## Assigned task:
Locate the word "icon" in the material, then show every line that holds it.

## Given data:
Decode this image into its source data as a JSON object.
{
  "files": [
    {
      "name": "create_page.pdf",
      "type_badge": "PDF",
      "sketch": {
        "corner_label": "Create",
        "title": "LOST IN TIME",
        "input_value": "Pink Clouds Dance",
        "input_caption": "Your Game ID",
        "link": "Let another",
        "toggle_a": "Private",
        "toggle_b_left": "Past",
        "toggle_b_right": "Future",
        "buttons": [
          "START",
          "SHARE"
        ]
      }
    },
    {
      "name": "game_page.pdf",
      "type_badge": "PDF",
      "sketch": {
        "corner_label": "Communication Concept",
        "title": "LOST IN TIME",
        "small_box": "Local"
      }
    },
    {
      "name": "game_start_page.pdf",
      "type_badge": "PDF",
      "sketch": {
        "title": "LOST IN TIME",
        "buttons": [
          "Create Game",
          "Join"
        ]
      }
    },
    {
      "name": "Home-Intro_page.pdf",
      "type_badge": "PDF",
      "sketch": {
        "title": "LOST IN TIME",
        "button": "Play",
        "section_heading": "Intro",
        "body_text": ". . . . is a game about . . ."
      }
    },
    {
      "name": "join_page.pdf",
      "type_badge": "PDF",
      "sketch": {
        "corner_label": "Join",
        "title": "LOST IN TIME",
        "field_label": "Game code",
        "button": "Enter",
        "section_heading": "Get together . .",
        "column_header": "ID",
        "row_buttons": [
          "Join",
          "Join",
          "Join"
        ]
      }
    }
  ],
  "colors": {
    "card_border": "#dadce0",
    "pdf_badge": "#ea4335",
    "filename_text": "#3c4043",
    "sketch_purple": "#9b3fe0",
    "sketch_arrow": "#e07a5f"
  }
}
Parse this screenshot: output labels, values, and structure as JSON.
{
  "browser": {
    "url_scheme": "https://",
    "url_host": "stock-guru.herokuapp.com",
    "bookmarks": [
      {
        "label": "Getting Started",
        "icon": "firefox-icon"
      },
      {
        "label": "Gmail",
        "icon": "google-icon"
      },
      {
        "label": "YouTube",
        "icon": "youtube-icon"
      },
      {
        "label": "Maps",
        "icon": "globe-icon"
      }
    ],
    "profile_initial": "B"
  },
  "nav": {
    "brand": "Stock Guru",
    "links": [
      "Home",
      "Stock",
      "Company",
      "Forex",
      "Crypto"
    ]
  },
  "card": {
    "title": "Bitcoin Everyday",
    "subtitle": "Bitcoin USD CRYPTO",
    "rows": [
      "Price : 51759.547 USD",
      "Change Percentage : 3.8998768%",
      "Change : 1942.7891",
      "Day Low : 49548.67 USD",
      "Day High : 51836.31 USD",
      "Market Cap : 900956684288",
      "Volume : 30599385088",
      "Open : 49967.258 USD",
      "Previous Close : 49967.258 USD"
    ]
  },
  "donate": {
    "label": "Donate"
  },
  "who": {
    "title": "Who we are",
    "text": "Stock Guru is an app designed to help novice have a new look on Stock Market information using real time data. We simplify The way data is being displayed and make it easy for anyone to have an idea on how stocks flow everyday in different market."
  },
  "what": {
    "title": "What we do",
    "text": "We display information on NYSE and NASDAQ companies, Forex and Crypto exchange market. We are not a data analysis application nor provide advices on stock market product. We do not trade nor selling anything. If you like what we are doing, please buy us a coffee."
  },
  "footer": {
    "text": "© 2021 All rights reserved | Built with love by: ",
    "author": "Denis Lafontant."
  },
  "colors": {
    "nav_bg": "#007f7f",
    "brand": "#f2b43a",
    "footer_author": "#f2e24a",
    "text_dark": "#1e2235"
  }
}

## Reply to the exercise:
        "icon": "firefox-icon"
        "icon": "google-icon"
        "icon": "youtube-icon"
        "icon": "globe-icon"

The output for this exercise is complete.